Data records:
===

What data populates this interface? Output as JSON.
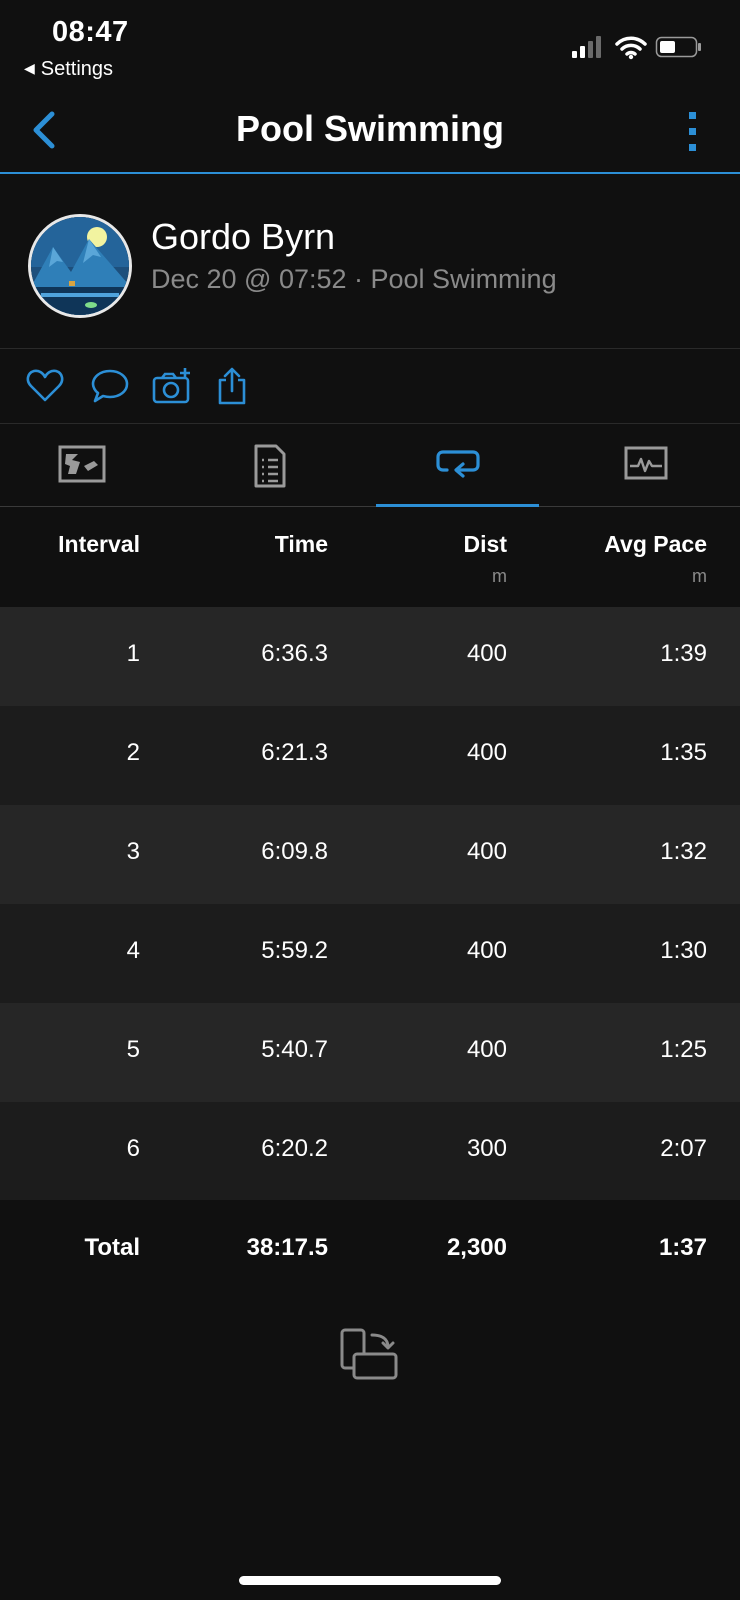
{
  "status_bar": {
    "time": "08:47",
    "back_app": "Settings"
  },
  "nav": {
    "title": "Pool Swimming",
    "back_icon": "chevron-left-icon",
    "more_icon": "vertical-dots-icon"
  },
  "profile": {
    "name": "Gordo Byrn",
    "subtitle": "Dec 20 @ 07:52 · Pool Swimming"
  },
  "actions": [
    {
      "name": "like",
      "icon": "heart-icon"
    },
    {
      "name": "comment",
      "icon": "comment-icon"
    },
    {
      "name": "add-photo",
      "icon": "camera-plus-icon"
    },
    {
      "name": "share",
      "icon": "share-icon"
    }
  ],
  "tabs": [
    {
      "name": "overview",
      "icon": "map-overview-icon",
      "active": false
    },
    {
      "name": "stats",
      "icon": "document-list-icon",
      "active": false
    },
    {
      "name": "laps",
      "icon": "loop-arrows-icon",
      "active": true
    },
    {
      "name": "charts",
      "icon": "activity-graph-icon",
      "active": false
    }
  ],
  "table": {
    "headers": {
      "interval": "Interval",
      "time": "Time",
      "dist": "Dist",
      "dist_unit": "m",
      "pace": "Avg Pace",
      "pace_unit": "m"
    },
    "rows": [
      {
        "interval": "1",
        "time": "6:36.3",
        "dist": "400",
        "pace": "1:39"
      },
      {
        "interval": "2",
        "time": "6:21.3",
        "dist": "400",
        "pace": "1:35"
      },
      {
        "interval": "3",
        "time": "6:09.8",
        "dist": "400",
        "pace": "1:32"
      },
      {
        "interval": "4",
        "time": "5:59.2",
        "dist": "400",
        "pace": "1:30"
      },
      {
        "interval": "5",
        "time": "5:40.7",
        "dist": "400",
        "pace": "1:25"
      },
      {
        "interval": "6",
        "time": "6:20.2",
        "dist": "300",
        "pace": "2:07"
      }
    ],
    "total": {
      "label": "Total",
      "time": "38:17.5",
      "dist": "2,300",
      "pace": "1:37"
    }
  },
  "rotate_icon": "rotate-device-icon",
  "colors": {
    "accent": "#2c8fd6",
    "background": "#101010",
    "row_light": "#262626",
    "row_dark": "#1c1c1c",
    "muted_text": "#8a8a8a"
  }
}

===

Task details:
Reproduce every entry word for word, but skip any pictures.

Exercise output:
What data populates this interface? Output as JSON.
{
  "status_bar": {
    "time": "08:47",
    "back_app": "Settings"
  },
  "nav": {
    "title": "Pool Swimming",
    "back_icon": "chevron-left-icon",
    "more_icon": "vertical-dots-icon"
  },
  "profile": {
    "name": "Gordo Byrn",
    "subtitle": "Dec 20 @ 07:52 · Pool Swimming"
  },
  "actions": [
    {
      "name": "like",
      "icon": "heart-icon"
    },
    {
      "name": "comment",
      "icon": "comment-icon"
    },
    {
      "name": "add-photo",
      "icon": "camera-plus-icon"
    },
    {
      "name": "share",
      "icon": "share-icon"
    }
  ],
  "tabs": [
    {
      "name": "overview",
      "icon": "map-overview-icon",
      "active": false
    },
    {
      "name": "stats",
      "icon": "document-list-icon",
      "active": false
    },
    {
      "name": "laps",
      "icon": "loop-arrows-icon",
      "active": true
    },
    {
      "name": "charts",
      "icon": "activity-graph-icon",
      "active": false
    }
  ],
  "table": {
    "headers": {
      "interval": "Interval",
      "time": "Time",
      "dist": "Dist",
      "dist_unit": "m",
      "pace": "Avg Pace",
      "pace_unit": "m"
    },
    "rows": [
      {
        "interval": "1",
        "time": "6:36.3",
        "dist": "400",
        "pace": "1:39"
      },
      {
        "interval": "2",
        "time": "6:21.3",
        "dist": "400",
        "pace": "1:35"
      },
      {
        "interval": "3",
        "time": "6:09.8",
        "dist": "400",
        "pace": "1:32"
      },
      {
        "interval": "4",
        "time": "5:59.2",
        "dist": "400",
        "pace": "1:30"
      },
      {
        "interval": "5",
        "time": "5:40.7",
        "dist": "400",
        "pace": "1:25"
      },
      {
        "interval": "6",
        "time": "6:20.2",
        "dist": "300",
        "pace": "2:07"
      }
    ],
    "total": {
      "label": "Total",
      "time": "38:17.5",
      "dist": "2,300",
      "pace": "1:37"
    }
  },
  "rotate_icon": "rotate-device-icon",
  "colors": {
    "accent": "#2c8fd6",
    "background": "#101010",
    "row_light": "#262626",
    "row_dark": "#1c1c1c",
    "muted_text": "#8a8a8a"
  }
}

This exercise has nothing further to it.